A livery driver for a fleet owner in Boston was looking for a way to obtain his own car and drive for Uber, the popular ride-sharing service. He heard about a vehicle financing program Uber was promoting to drivers who, like him, had a poor credit history. Roger, who asked to use only his first name for business reasons, signed a lease in September with an Uber-referred lender for a brand new Chrysler minivan.
Now less than a year later, Roger says he is on the brink of bankruptcy while facing weekly payments of $450 for his car lease plus late fees.
Uber, with a head-spinning valuation of $50 billion, has become a dominant force in the passenger transportation industry in large part by luring more drivers to its platform than anyone else. In an effort to maintain that edge and expand its pool of self-employed drivers beyond those who already own a car, the company has been steering potential drivers with bad credit to subprime lenders whose leases lock borrowers into years of weekly payments at sky-high interest rates.
On its website and in promotional emails to current drivers, Uber promotes its vehicle solutions program with pitches right out of the subprime lending playbook. “Credit challenges? No problem. Get on the road in 2 days with $0 down,” reads Uber’s driver signup page.

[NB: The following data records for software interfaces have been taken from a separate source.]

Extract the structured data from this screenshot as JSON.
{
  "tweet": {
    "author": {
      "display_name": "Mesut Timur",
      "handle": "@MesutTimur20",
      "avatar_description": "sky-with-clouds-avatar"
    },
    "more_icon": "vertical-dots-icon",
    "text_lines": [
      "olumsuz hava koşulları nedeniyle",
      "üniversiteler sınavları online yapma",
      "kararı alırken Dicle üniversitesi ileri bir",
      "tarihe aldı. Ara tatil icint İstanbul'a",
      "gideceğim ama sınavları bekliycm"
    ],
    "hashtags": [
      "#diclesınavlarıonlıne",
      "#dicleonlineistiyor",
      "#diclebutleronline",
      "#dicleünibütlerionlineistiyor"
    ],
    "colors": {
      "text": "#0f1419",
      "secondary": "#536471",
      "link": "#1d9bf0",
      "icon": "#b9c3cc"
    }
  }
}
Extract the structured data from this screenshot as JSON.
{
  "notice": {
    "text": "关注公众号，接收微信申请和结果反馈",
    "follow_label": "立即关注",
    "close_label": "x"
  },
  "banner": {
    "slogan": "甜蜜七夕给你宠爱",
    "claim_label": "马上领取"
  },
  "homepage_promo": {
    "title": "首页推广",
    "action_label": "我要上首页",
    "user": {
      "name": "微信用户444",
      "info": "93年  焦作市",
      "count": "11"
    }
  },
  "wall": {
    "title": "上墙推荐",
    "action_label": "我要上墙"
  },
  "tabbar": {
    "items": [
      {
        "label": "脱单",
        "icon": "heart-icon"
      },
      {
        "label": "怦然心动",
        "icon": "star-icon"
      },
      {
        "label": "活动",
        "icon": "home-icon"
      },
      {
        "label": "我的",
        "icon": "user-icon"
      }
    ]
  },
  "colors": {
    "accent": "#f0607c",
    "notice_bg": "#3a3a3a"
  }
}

One of Uber’s first subprime leasing partners was Santander Consumer USA, a subsidiary of the Spanish banking giant. The lender drew the attention of federal authorities in 2014 when the Department of Justice issued subpoenas to the company as part of an investigation into the subprime auto loan market. In February Santander agreed to pay $9.35 million in a settlement with the Justice Department for illegally repossessing more than 1,000 vehicles from active military personnel. To read more of the story >